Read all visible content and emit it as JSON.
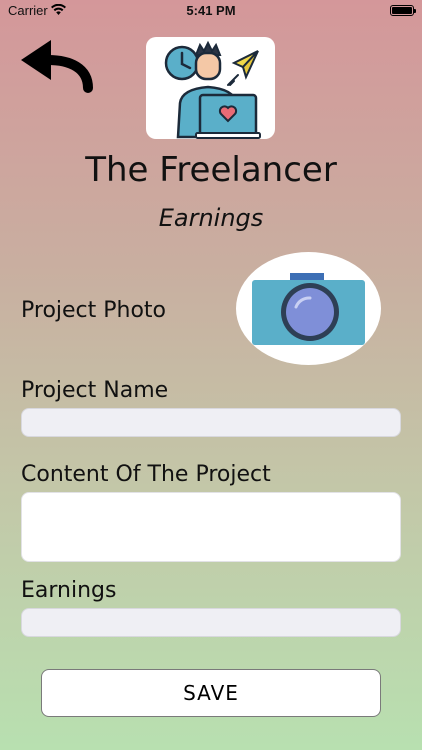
{
  "status_bar": {
    "carrier": "Carrier",
    "time": "5:41 PM"
  },
  "header": {
    "title": "The Freelancer",
    "subtitle": "Earnings"
  },
  "form": {
    "photo_label": "Project Photo",
    "name_label": "Project Name",
    "name_value": "",
    "content_label": "Content Of The Project",
    "content_value": "",
    "earnings_label": "Earnings",
    "earnings_value": ""
  },
  "actions": {
    "save_label": "SAVE"
  },
  "icons": {
    "back": "back-arrow-icon",
    "logo": "freelancer-logo",
    "camera": "camera-icon"
  },
  "colors": {
    "gradient_top": "#d4979a",
    "gradient_bottom": "#b8e0b0",
    "camera_body": "#5aafc9",
    "camera_lens": "#7f8fd8"
  }
}
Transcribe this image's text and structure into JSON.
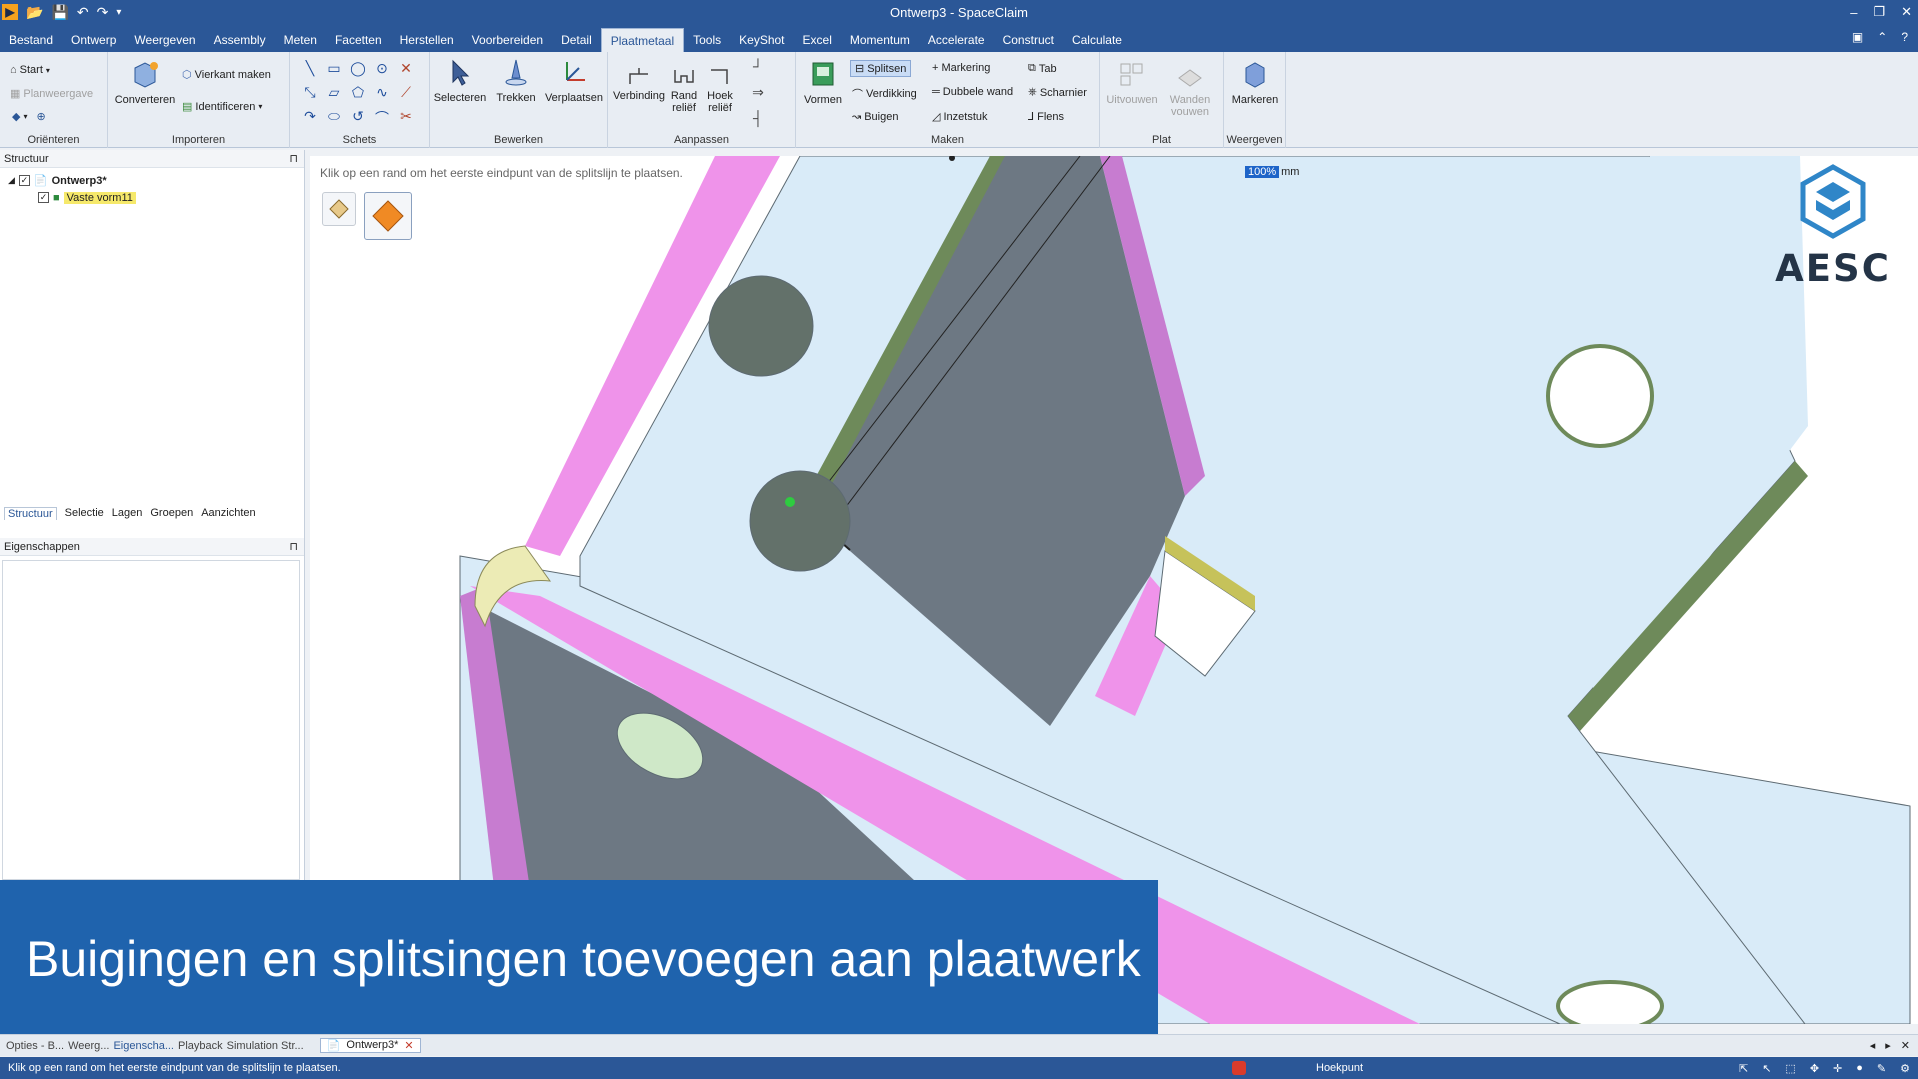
{
  "window": {
    "title": "Ontwerp3 - SpaceClaim",
    "controls": [
      "–",
      "❐",
      "✕"
    ]
  },
  "quick_access": {
    "icons": [
      "app-logo-icon",
      "open-icon",
      "save-icon",
      "undo-icon",
      "redo-icon",
      "customize-icon"
    ]
  },
  "menu": {
    "tabs": [
      "Bestand",
      "Ontwerp",
      "Weergeven",
      "Assembly",
      "Meten",
      "Facetten",
      "Herstellen",
      "Voorbereiden",
      "Detail",
      "Plaatmetaal",
      "Tools",
      "KeyShot",
      "Excel",
      "Momentum",
      "Accelerate",
      "Construct",
      "Calculate"
    ],
    "active": "Plaatmetaal"
  },
  "ribbon": {
    "orienteren": {
      "label": "Oriënteren",
      "start": "Start",
      "planweergave": "Planweergave"
    },
    "importeren": {
      "label": "Importeren",
      "converteren": "Converteren",
      "vierkant_maken": "Vierkant maken",
      "identificeren": "Identificeren"
    },
    "schets": {
      "label": "Schets"
    },
    "bewerken": {
      "label": "Bewerken",
      "selecteren": "Selecteren",
      "trekken": "Trekken",
      "verplaatsen": "Verplaatsen"
    },
    "aanpassen": {
      "label": "Aanpassen",
      "verbinding": "Verbinding",
      "rand_relief": "Rand\nreliëf",
      "hoek_relief": "Hoek\nreliëf"
    },
    "maken": {
      "label": "Maken",
      "vormen": "Vormen",
      "splitsen": "Splitsen",
      "verdikking": "Verdikking",
      "buigen": "Buigen",
      "markering": "Markering",
      "dubbele_wand": "Dubbele wand",
      "inzetstuk": "Inzetstuk",
      "tab": "Tab",
      "scharnier": "Scharnier",
      "flens": "Flens"
    },
    "plat": {
      "label": "Plat",
      "uitvouwen": "Uitvouwen",
      "wanden_vouwen": "Wanden\nvouwen"
    },
    "weergeven": {
      "label": "Weergeven",
      "markeren": "Markeren"
    }
  },
  "structure_panel": {
    "title": "Structuur",
    "root": "Ontwerp3*",
    "child": "Vaste vorm11",
    "tabs": [
      "Structuur",
      "Selectie",
      "Lagen",
      "Groepen",
      "Aanzichten"
    ],
    "active_tab": "Structuur"
  },
  "properties_panel": {
    "title": "Eigenschappen"
  },
  "viewport": {
    "hint": "Klik op een rand om het eerste eindpunt van de splitslijn te plaatsen.",
    "dimension_value": "100%",
    "dimension_unit": "mm",
    "logo_text": "AESC"
  },
  "banner": {
    "text": "Buigingen en splitsingen toevoegen aan plaatwerk"
  },
  "doc_tabs": {
    "left": [
      "Opties - B...",
      "Weerg...",
      "Eigenscha...",
      "Playback",
      "Simulation Str..."
    ],
    "document": "Ontwerp3*"
  },
  "status": {
    "message": "Klik op een rand om het eerste eindpunt van de splitslijn te plaatsen.",
    "mode": "Hoekpunt"
  },
  "colors": {
    "titlebar": "#2b5797",
    "ribbon": "#e8edf3",
    "sheet_face": "#d9ebf8",
    "bend_pink": "#ef93ea",
    "dark_face": "#6d7883",
    "edge_green": "#6e8a5a",
    "banner": "#1f63ad"
  }
}
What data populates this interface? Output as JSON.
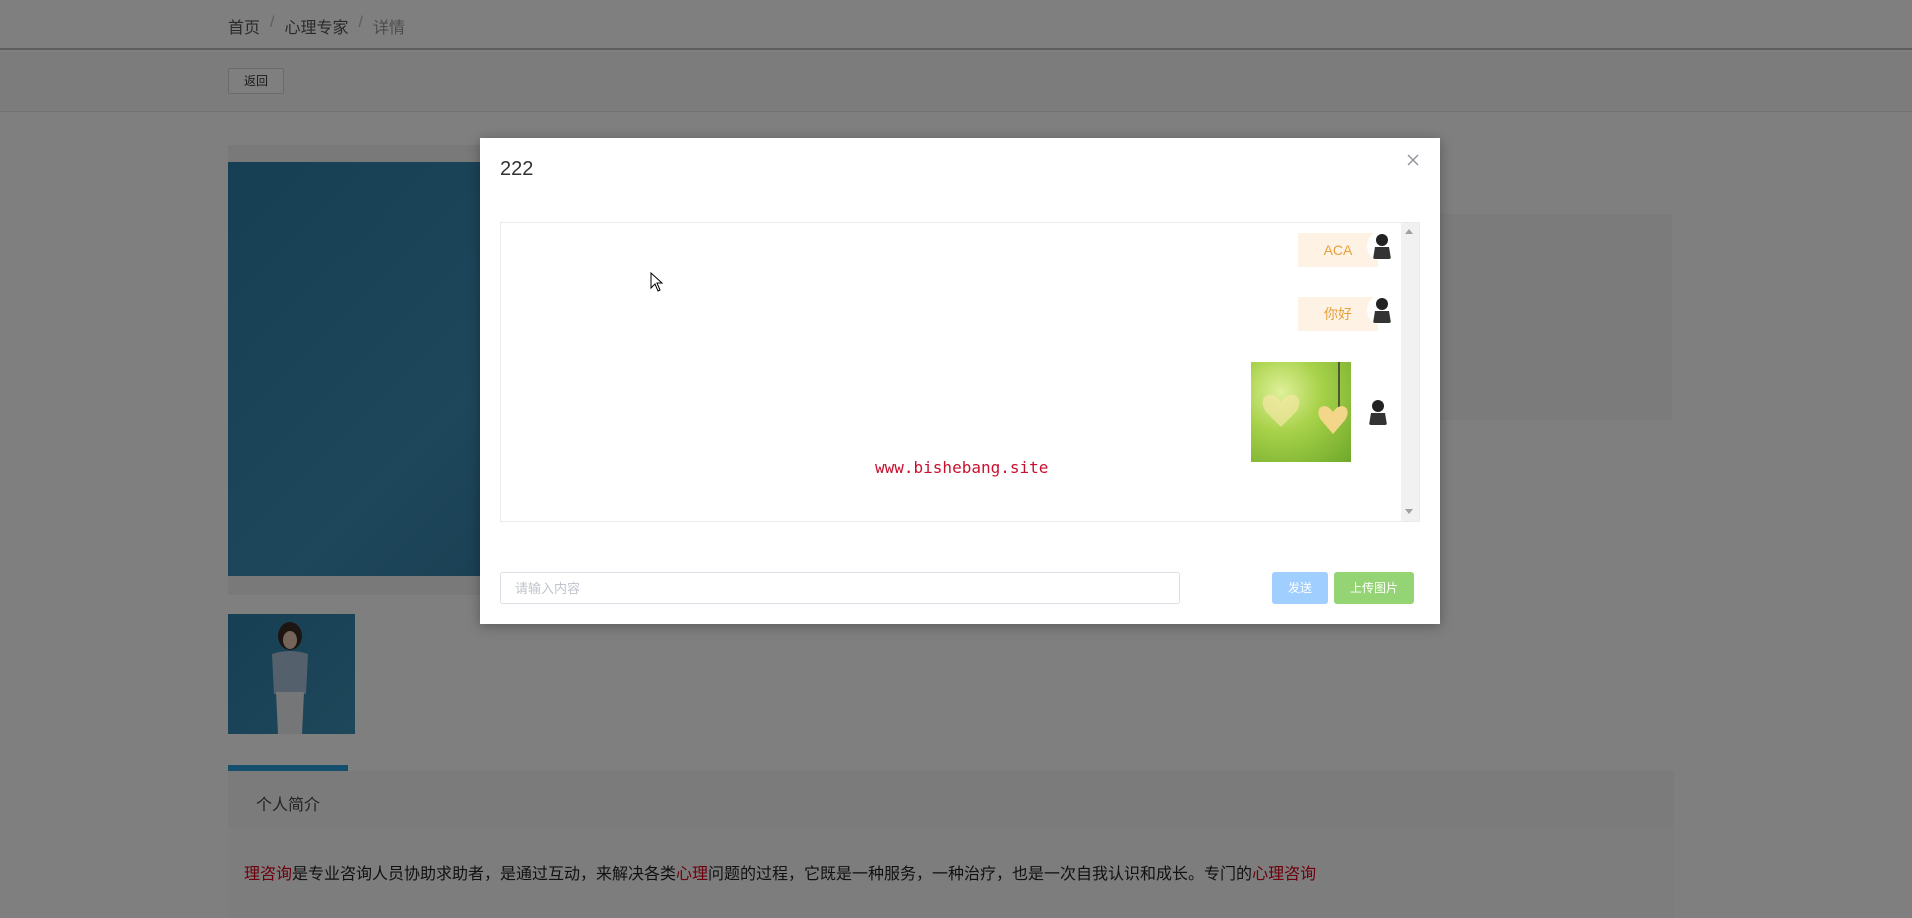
{
  "breadcrumb": {
    "home": "首页",
    "section": "心理专家",
    "current": "详情",
    "separator": "/"
  },
  "toolbar": {
    "back_label": "返回"
  },
  "tabs": [
    {
      "label": "个人简介"
    }
  ],
  "intro": {
    "part1": "理咨询",
    "part2": "是专业咨询人员协助求助者，是通过互动，来解决各类",
    "part3": "心理",
    "part4": "问题的过程，它既是一种服务，一种治疗，也是一次自我认识和成长。专门的",
    "part5": "心理咨询"
  },
  "modal": {
    "title": "222",
    "close_icon": "close-icon",
    "messages": [
      {
        "type": "text",
        "text": "ACA"
      },
      {
        "type": "text",
        "text": "你好"
      },
      {
        "type": "image",
        "image": "heart-image"
      }
    ],
    "watermark": "www.bishebang.site",
    "input_placeholder": "请输入内容",
    "input_value": "",
    "send_label": "发送",
    "upload_label": "上传图片"
  },
  "colors": {
    "bubble_bg": "#fdf2e3",
    "bubble_text": "#e6a23c",
    "send": "#a0cfff",
    "upload": "#95d475",
    "accent": "#2a9fd6"
  }
}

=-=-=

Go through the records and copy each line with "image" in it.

Transcribe this image's text and structure into JSON.
        "type": "image",
        "image": "heart-image"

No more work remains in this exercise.